Get the free book, audio, or paperback here:

Feedback from readers:
“Every pastor and church leader needs to read this book”

“Schmitz interlaces Biblical Biblical scholarship, hard-hitting statistics, and gut-wrenching anecdotes seamlessly to create a can’t-put-it-down feeling.”

“I think it would be nearly impossible to read this book and not have a changed heart toward the functioning of our church bodies.”

State of Writing

I stall #amediting on the second fantasy novel–I hit the previous weeks goals last week in lieu of not making them then, so I completed final edits on two chapters instead of just the one. Dunno how I managed that since I had such a crazy week (took a bunch of teens to a youth camp all weekend and was pretty fried by the end of it and didn’t really start my week till Wed, even)… I guess I found little pockets of time to work on a paragraph here and there. The little things add up. I guess writing is kinda like life in that regard.

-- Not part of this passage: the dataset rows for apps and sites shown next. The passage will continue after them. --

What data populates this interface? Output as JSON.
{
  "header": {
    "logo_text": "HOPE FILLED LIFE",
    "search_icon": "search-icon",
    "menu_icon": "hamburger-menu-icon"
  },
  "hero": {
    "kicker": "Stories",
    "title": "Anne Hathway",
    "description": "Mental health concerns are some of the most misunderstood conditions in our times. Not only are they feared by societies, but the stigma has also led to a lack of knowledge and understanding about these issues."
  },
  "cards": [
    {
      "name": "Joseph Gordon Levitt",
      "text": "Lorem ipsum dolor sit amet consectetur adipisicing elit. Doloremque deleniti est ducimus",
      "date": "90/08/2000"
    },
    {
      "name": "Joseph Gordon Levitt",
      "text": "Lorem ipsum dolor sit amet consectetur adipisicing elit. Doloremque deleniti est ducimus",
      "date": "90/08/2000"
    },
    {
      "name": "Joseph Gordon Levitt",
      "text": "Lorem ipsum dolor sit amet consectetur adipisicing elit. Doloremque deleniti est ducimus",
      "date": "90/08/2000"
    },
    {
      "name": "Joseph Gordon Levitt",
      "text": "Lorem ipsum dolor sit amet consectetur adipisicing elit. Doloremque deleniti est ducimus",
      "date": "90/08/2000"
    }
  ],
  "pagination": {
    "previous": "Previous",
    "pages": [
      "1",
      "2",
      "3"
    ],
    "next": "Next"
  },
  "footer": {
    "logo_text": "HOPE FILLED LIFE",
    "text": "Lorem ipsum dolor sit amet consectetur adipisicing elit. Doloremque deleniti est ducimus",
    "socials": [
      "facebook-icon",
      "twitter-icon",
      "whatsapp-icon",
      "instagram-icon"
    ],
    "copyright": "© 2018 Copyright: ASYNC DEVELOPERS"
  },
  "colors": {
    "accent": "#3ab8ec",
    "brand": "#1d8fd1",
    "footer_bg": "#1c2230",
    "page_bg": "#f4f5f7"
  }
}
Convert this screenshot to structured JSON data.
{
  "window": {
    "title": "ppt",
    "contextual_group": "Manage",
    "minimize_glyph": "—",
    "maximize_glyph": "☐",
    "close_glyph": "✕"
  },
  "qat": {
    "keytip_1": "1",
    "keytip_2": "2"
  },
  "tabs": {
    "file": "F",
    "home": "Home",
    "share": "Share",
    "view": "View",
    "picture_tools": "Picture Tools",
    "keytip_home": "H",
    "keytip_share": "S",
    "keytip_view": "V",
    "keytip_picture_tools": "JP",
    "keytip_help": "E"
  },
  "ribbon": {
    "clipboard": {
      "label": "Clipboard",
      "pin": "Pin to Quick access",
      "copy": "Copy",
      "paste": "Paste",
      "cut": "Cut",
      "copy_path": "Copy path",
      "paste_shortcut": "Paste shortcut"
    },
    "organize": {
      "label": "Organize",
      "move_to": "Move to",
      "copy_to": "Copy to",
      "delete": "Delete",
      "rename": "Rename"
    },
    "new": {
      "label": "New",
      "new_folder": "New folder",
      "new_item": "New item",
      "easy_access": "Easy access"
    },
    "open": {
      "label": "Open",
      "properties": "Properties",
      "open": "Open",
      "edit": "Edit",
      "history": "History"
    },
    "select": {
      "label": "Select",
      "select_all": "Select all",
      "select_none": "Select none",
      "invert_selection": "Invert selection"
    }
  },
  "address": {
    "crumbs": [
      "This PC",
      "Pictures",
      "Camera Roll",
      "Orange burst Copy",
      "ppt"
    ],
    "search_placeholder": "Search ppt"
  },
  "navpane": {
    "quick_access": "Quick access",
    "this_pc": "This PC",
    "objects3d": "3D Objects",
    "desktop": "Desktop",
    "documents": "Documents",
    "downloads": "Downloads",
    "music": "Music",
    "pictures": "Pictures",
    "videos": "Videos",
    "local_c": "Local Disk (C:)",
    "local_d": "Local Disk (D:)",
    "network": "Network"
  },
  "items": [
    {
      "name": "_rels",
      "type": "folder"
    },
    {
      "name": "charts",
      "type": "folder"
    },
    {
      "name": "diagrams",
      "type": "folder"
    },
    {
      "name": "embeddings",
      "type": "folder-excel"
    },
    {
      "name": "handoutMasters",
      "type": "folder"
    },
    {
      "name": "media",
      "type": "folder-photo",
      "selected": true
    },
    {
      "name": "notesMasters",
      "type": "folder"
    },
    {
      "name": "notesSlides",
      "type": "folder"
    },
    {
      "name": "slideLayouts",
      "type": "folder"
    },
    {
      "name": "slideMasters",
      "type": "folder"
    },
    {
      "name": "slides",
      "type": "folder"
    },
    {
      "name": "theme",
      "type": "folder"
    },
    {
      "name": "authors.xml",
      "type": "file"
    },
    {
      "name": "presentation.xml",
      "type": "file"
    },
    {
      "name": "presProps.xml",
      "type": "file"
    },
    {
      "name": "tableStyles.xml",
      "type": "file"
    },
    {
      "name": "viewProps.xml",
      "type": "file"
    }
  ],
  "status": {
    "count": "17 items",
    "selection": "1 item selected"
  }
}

I’m eager to finish Rise of the Dragon Impervious and get to the next piece. (Second draft of Fear in a Land Without Shadows and then a rewrite/expansion of a paranormal YA that needs some attention and I feel like taking the indie-route with this spring.) I think I’m mainly so eager to finish because it was originally written alongside Grinden Proselyte and as one larger body of work so when I finished GP it felt like I was done. I’m going to shoot for another chapter this week, cross my fingers, and hope it might double again like last week.

Free Book Giveaway Weekend


Free for 5 days on Kindle! Just click to download/add to cart–today through Wednesday. Please encourage your friends to download and pass it on. If our recent elections remind us of anything, it’s how painful division and fracturing of groups can be–especially when it involves opinions about leadership!

Feedback from readers:
“Every pastor and church leader needs to read this book”

“Schmitz interlaces Biblical Biblical scholarship, hard-hitting statistics, and gut-wrenching anecdotes seamlessly to create a can’t-put-it-down feeling.”

“I think it would be nearly impossible to read this book and not have a changed heart toward the functioning of our church bodies.”

(Also, it looks like there’s a paperback sale on it for Prime members who sill save about 10%–that’s Amazon’s doing since it just came out on paperbook via their competition over at Ingram).


Data, research, and stories about American pastoral decline.
Nine of ten ministers know three or more peers who’ve been forced out of pastoral positions; a third of all pastors serve congregations who either fired the previous minister or actively forced their resignation; and at any given time, 75% of pastors in America want to quit. American church decline has reached epidemic proportions and in the last century, church influence has waned nearly 60%. Pastoral attrition is either an indicator of that problem or a central part of it. Why Your Pastor Left is full of detailed statistics and identifies the top ten “Ministry Killers” that cause pastoral stress and eventual “burnout.”